Developer Jeff Fuqua, who has spent countless hours and dollars, trying to stem the tide while soliciting TIF dollars from the city, who had said earlier, that without Walmart, there are no other retailers interested, now says, “While Walmart will not be part of the planned redevelopment of the former University of Colorado Health Sciences campus, we will continue to evaluate other opportunities to serve Denver-area customers and expand access to affordable groceries.”
While the anti-Walmart foes will be pleased that they have driven away the beast they so despise for reasons that realistically can be leveled at any large big box retailer; Target, Home Depot, and Lowe’s just to name a few, the sad fact is that the City of Denver will be the ultimate Big Loser in the aftermath of this skirmish.
What happened to the desire and leadership of Mayor Hancock with the Walmart deal? The city needs money, a developer came with a solution and the city council raised such a fit that the Mayor hid. Do you think John Evans, David Moffat, and Walter Cheesman would have been pushed around? What would they have accomplished if this were the case? If this would have been Mayor Stapleton, we might not have the beautiful Denver Civic Center, the Municipal Airport (at the time), expansion of Denver Mountain Parks system, and the amazing Red Rocks Amphitheater, that we all love. We are not saying Walmart is an architectural gem, or that there were going to be U2 concerts, but…

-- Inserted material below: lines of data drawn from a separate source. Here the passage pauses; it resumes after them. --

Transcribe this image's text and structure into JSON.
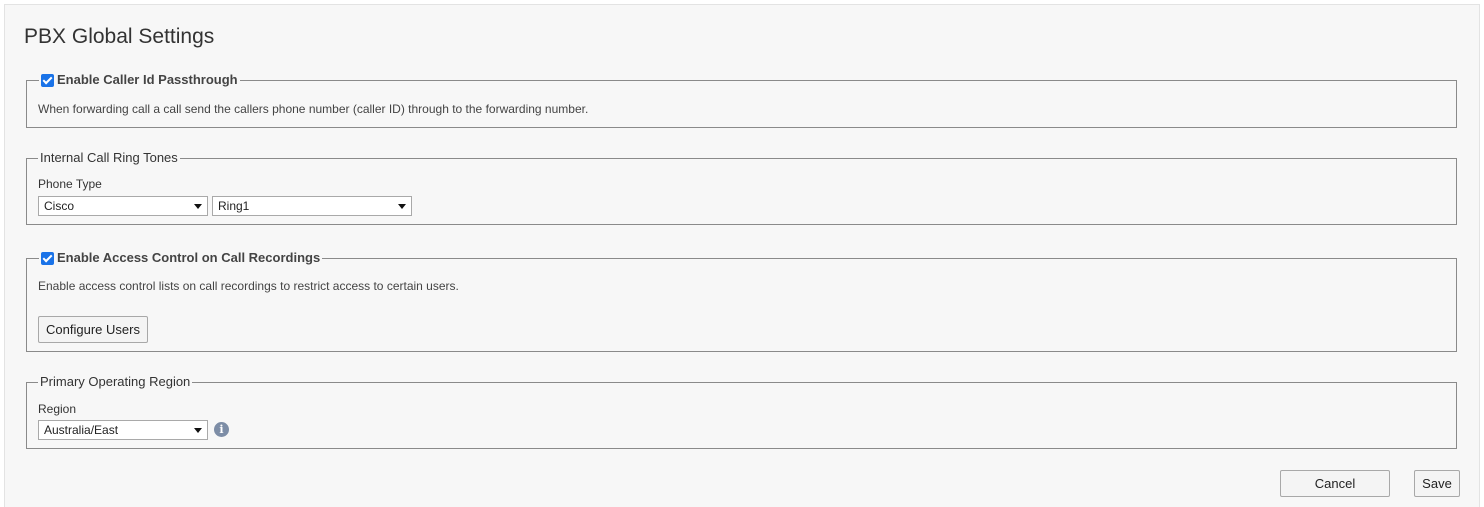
{
  "page": {
    "title": "PBX Global Settings"
  },
  "caller_id": {
    "legend": "Enable Caller Id Passthrough",
    "checked": true,
    "description": "When forwarding call a call send the callers phone number (caller ID) through to the forwarding number."
  },
  "ring_tones": {
    "legend": "Internal Call Ring Tones",
    "phone_type_label": "Phone Type",
    "phone_type_value": "Cisco",
    "ring_value": "Ring1"
  },
  "access_control": {
    "legend": "Enable Access Control on Call Recordings",
    "checked": true,
    "description": "Enable access control lists on call recordings to restrict access to certain users.",
    "configure_button": "Configure Users"
  },
  "region": {
    "legend": "Primary Operating Region",
    "region_label": "Region",
    "region_value": "Australia/East",
    "info_icon": "info-icon"
  },
  "footer": {
    "cancel_label": "Cancel",
    "save_label": "Save"
  },
  "colors": {
    "accent": "#1a73e8",
    "panel_bg": "#f7f7f7",
    "border": "#8a8a8a"
  }
}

If Hancock were great, he would have made the deal happen. Denver has a strong mayor/weak city council government, but in this case it should be, well… you know what we are thinking.

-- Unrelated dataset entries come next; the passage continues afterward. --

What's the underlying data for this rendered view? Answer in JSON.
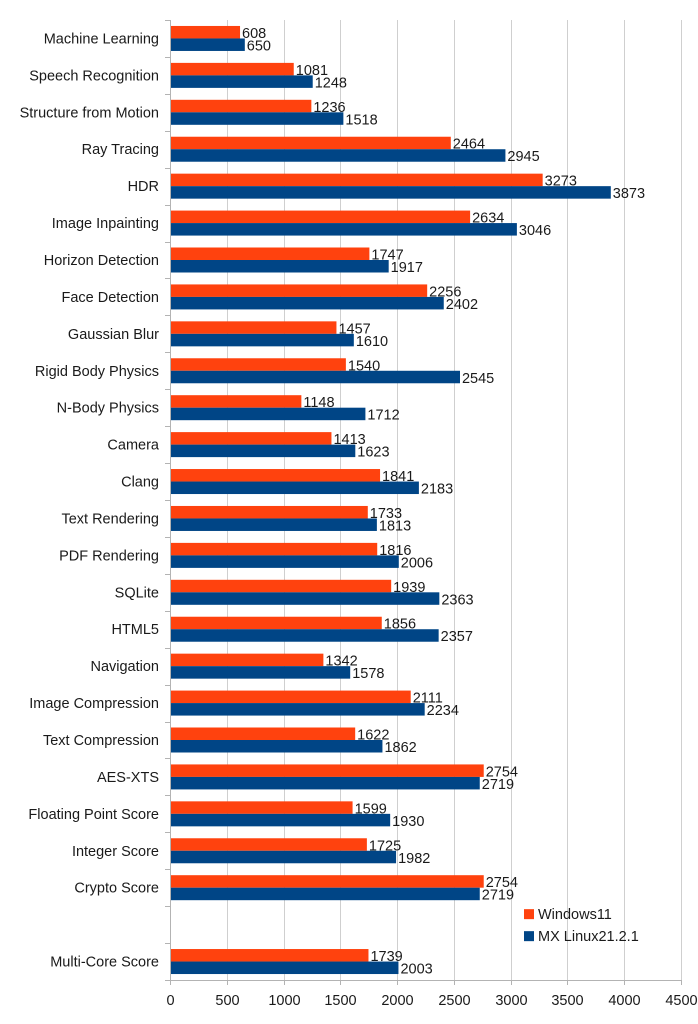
{
  "chart_data": {
    "type": "bar",
    "orientation": "horizontal",
    "title": "",
    "xlabel": "",
    "ylabel": "",
    "xlim": [
      0,
      4500
    ],
    "x_ticks": [
      0,
      500,
      1000,
      1500,
      2000,
      2500,
      3000,
      3500,
      4000,
      4500
    ],
    "grid": true,
    "legend_position": "bottom-right",
    "categories": [
      "Machine Learning",
      "Speech Recognition",
      "Structure from Motion",
      "Ray Tracing",
      "HDR",
      "Image Inpainting",
      "Horizon Detection",
      "Face Detection",
      "Gaussian Blur",
      "Rigid Body Physics",
      "N-Body Physics",
      "Camera",
      "Clang",
      "Text Rendering",
      "PDF Rendering",
      "SQLite",
      "HTML5",
      "Navigation",
      "Image Compression",
      "Text Compression",
      "AES-XTS",
      "Floating Point Score",
      "Integer Score",
      "Crypto Score",
      "",
      "Multi-Core Score"
    ],
    "series": [
      {
        "name": "Windows11",
        "color": "#ff420e",
        "values": [
          608,
          1081,
          1236,
          2464,
          3273,
          2634,
          1747,
          2256,
          1457,
          1540,
          1148,
          1413,
          1841,
          1733,
          1816,
          1939,
          1856,
          1342,
          2111,
          1622,
          2754,
          1599,
          1725,
          2754,
          null,
          1739
        ]
      },
      {
        "name": "MX Linux21.2.1",
        "color": "#004586",
        "values": [
          650,
          1248,
          1518,
          2945,
          3873,
          3046,
          1917,
          2402,
          1610,
          2545,
          1712,
          1623,
          2183,
          1813,
          2006,
          2363,
          2357,
          1578,
          2234,
          1862,
          2719,
          1930,
          1982,
          2719,
          null,
          2003
        ]
      }
    ]
  }
}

The University of Colorado site at 9th and Colorado Blvd has been an albatross and eye sore for five years since the University vacated the site for greener pastures at the Fitzsimmons site in Aurora. What now?

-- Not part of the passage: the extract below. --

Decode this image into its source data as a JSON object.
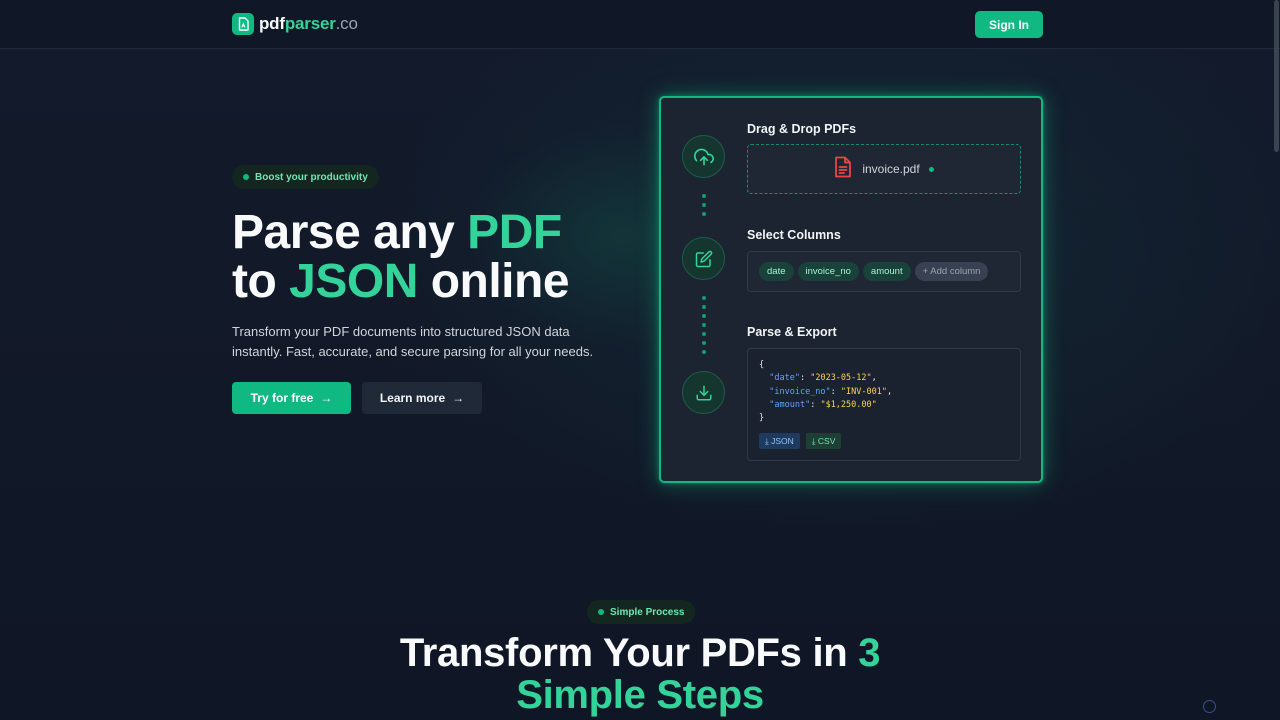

Although the announcement and decision to move was begun in 1997 during Wellington Webb’s final term as mayor, no one could have known the rapid pace that the University’s exodus would take. But that pace was more than evident during John Hickenlooper’s two terms, and certainly with his political clout, congeniality, and connections, he could have taken a leadership role in helping to determine the outcome of the site.
Fast forward to 2012, and the issue fell heavily and squarely in newly elected Mayor Hancock’s lap. What did he do? He turtled, tucked his head in and watched from the sidelines as one of the cities most prominent redevelopment sites was batted around like a tetherball, back and forth.
- Susman and Robb Green Light Walmart (downmainstreet.com)
- Mayor Hancock Should Step Up: Fuqua Has (downmainstreet.com)
- Opposition Grows To Proposed Denver Walmart (denver.cbslocal.com)
- Councilwomen Susman, Robb oppose public financing for Walmart project (denverpost.com)
- Big Change Coming to Walmart Stores (dailyfinance.com)
- Hancock tells Council it’s time to build 9th and Colorado project (denverpost.com)
- Walmart Tests Limited Same-Day Delivery of Online Orders (dailyfinance.com)
- Walmart Now Has Too Many Disgruntled Employees To Ignore (businessinsider.com)
- Walmart strikes spread to more states (salon.com)
- Tired of the Speculation, Trader Joe’s Confirms (downmainstreet.com)